During the grunting, pushing and sweating process, we have to stop working because we are laughing too hard to lift anything.
I ask her about football. She says she is about to enter high school and they won’t let her play on the boys’ team.
“There’s baseball, though,” she says cheerfully.
“Oh cool. Girl’s baseball!”
“No! It’s boys! My friend Shauna was going to join with me, but she couldn’t make the tryouts.”
“Oh too bad. Then you wouldn’t have to be the only one.”
“Oh, that’s okay. I want to be the only one.”
I pause, leaning against the truck’s tailgate. This, I think, is the most fantastic thing I have ever heard her say. It reminds me of a t-shirt I have picked out to wear during Clifford’s library visits: “Do Your Own Thing.”
I sneak an admiring look at her, but she is bracing herself against the hay bale, pushing hard, trying to shove it back in under the raised door.
After we roll down the green garage door to close in all that hay, Autumn climbs over the fence and goes to Trudy. She lays her head on the mare’s withers, resting there gently, and runs her hands over the smooth, soft hair on the horse’s shoulders. When Junior comes nosing over, she pushes him away. Trudy stands with her eyes half-closed, appreciating the gesture.
I am touched and grateful beyond words. “I am going to take you for ice cream.”
She shakes her head. “Nah. I gotta fly.”
I follow her to the bike.
“Well, if you ever need some horse love, you know where to be.”
She straps her helmet on and kicks the pedal. The machine coughs, sputters and dies.

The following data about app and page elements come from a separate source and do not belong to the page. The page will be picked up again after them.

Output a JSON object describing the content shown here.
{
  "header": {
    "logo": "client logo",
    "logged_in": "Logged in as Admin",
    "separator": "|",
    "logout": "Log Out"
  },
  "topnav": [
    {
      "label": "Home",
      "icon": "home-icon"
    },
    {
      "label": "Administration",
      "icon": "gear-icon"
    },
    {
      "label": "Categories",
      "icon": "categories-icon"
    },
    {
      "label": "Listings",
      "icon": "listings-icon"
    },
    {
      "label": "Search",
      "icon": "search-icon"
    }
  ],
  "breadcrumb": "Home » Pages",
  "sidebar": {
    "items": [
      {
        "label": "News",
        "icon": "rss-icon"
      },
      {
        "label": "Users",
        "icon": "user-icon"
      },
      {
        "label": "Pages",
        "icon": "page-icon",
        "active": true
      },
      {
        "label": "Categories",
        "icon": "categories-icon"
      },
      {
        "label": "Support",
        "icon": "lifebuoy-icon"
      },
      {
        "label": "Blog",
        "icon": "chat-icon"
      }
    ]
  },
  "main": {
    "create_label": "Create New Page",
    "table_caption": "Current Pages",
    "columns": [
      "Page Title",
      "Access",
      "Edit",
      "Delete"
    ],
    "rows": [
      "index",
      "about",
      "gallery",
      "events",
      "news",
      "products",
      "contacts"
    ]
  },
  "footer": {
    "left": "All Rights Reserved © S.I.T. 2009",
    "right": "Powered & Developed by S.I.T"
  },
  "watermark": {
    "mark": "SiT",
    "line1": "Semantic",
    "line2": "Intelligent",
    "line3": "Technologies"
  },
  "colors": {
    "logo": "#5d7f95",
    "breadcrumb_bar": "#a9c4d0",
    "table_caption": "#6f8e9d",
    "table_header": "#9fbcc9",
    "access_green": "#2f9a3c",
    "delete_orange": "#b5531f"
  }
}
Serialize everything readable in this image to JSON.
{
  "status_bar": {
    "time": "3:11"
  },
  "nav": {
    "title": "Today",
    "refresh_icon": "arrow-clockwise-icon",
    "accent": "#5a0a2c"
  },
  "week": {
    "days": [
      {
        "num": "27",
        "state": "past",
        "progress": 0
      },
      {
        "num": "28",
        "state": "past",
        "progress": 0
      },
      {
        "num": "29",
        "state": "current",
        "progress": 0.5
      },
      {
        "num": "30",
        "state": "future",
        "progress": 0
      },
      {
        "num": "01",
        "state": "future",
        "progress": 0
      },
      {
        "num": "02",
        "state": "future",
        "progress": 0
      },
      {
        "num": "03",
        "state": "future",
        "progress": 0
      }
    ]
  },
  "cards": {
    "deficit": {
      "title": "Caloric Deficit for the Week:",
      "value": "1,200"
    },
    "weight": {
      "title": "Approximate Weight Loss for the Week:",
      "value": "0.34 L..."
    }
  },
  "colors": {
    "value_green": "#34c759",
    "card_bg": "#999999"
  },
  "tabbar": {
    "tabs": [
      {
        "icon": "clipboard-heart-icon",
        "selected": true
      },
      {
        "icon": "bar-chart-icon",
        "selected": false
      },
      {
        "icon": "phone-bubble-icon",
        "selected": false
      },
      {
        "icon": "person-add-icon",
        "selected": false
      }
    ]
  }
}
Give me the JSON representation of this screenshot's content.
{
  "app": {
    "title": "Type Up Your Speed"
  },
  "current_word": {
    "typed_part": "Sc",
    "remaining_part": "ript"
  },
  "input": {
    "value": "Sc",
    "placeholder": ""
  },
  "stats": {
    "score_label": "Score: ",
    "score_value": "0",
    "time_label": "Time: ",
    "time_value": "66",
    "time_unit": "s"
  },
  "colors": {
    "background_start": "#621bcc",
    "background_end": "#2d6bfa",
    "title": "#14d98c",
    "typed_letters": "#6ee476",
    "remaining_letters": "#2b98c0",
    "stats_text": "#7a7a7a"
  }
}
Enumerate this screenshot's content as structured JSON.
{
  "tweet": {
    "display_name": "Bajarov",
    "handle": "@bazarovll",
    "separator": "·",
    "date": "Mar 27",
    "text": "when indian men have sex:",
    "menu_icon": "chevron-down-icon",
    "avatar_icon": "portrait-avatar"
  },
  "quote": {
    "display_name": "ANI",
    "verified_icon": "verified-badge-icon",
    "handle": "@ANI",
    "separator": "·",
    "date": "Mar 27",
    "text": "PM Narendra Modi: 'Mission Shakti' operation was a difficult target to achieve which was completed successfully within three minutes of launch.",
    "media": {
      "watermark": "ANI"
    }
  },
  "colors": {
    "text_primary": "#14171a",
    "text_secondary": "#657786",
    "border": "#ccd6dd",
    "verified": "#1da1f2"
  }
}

She kicks it again and it starts.
“Hey it’s not too noisy.”
Apparently that is not a compliment. “Hrmph,” she says. “Wait until we get going!”
I listen to the fading whine of the bike as it whizzes away. I hear it for a long time, imagining where she must be; passing the farm road, now on pavement, now heading up the hill past the old laundry.
The evening sun warms the withers of the horses, painting strips of light through their manes, and their tails swish like glowing curtains as they munch fresh stalks of timothy.
I stop, hearing the distant bike for a long moment. A mosquito hums by my ear. The horses crunch, crunch and stomp in the stillness.